I've set up my BBB (I'm going to call it that just for ease of reference!) and installed Java 7u45 ARM Linux Soft Float.  This was at the recommendation of my course supervisor.  There doesn't appear to be a Soft Float version for Java 8.  Does anyone know why that might be?  What is the difference between Hard and Soft Float in this instance anyway?  I'm assuming it's a reference to floating points.
 
Tim Holloway
Bartender
Posts: 21003
128
Android Eclipse IDE Tomcat Server Redhat Java Linux
  • Likes 1
  • Mark post as helpful
  • send pies
  • Quote
  • Report post to moderator
Usually "hard" and "soft" in floating-point refers to hardware processing versus software processing. Some systems had no floating-point hardware and could only do software floating-point. Some, like certain IBM System/360 mainframes packaged it as a separate microcode product when buying the hardware. In early microprocessor systems, it was often a discrete co-processor chip and only available on certain motherboards.

Chips are so cheap these days, it might be simply that floating-point hardware is simply a given or automatically sensed and supported if available, falling back to software if the hardware can't handle it.
 
Simon Ritchie

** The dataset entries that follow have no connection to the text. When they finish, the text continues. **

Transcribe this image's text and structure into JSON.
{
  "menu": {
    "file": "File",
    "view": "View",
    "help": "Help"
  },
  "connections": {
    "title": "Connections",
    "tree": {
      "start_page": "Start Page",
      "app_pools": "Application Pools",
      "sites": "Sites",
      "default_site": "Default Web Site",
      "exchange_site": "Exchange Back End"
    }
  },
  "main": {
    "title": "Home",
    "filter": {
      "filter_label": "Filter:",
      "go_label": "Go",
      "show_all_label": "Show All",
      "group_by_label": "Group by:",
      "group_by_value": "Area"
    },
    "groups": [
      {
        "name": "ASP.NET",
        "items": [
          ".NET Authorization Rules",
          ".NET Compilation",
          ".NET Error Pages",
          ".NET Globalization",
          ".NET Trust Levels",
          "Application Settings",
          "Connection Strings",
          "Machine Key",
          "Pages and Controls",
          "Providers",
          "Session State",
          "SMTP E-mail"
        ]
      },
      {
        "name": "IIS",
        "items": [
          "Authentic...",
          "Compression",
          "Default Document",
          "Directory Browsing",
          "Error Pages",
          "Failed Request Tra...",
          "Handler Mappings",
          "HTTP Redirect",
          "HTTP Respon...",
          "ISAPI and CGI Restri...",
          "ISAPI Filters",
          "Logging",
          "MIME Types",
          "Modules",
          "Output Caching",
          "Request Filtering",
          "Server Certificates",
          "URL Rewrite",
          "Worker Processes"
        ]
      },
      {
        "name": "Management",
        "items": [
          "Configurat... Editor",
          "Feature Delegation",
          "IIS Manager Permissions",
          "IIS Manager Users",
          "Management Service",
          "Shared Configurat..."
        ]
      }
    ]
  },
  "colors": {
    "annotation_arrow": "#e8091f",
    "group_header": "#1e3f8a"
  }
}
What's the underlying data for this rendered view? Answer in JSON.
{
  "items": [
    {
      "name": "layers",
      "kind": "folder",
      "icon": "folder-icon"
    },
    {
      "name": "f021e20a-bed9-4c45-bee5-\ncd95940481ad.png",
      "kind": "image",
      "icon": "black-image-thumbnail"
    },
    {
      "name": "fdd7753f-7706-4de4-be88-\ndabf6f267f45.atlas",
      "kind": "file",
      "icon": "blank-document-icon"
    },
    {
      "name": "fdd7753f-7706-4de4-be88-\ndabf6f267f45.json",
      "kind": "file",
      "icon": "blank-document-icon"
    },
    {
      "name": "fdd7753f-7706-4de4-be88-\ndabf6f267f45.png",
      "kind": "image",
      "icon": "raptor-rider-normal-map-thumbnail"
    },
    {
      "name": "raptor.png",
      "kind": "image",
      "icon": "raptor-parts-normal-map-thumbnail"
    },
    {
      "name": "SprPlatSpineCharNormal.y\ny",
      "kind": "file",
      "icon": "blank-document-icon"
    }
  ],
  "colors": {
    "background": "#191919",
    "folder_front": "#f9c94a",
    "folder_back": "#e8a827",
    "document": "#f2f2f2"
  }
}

Ranch Hand
Posts: 179
13
Hibernate Eclipse IDE Spring
  • Mark post as helpful
  • send pies
  • Quote
  • Report post to moderator
So is there anything I'd need to be aware of or anything I'd need to check before installing Java 8 for ARM Linux?  I'll keep the existing version of Java on the BBB but as I'm new to the technology I don't want to do something that will inadvertently damage it or corrupt its software.
 
Tim Holloway
Bartender
Posts: 21003
128
Android Eclipse IDE Tomcat Server Redhat Java Linux
  • Mark post as helpful
  • send pies
  • Quote
  • Report post to moderator
There's something very wrong if installing the "wrong" Java can damage either hardware or software. Java is designed, in fact, in a way that permits you to maintain and use multiple Java versions on the same machine at the same time.

Linux users often do this without knowing it. A lot of modern Linux distros come with an open-source Java pre-installed (or at least installable). But I still recommend that for serious work like running a J2EE server that they download and install a commercial-grade Java such as Oracle's JDK.
 
He was expelled for perverse baking experiments. This tiny ad is a model student:
create, convert, edit or print DOC and DOCX in Java
https://products.aspose.com/words/java
  • Post Reply Bookmark Topic Watch Topic
  • New Topic
Boost this thread!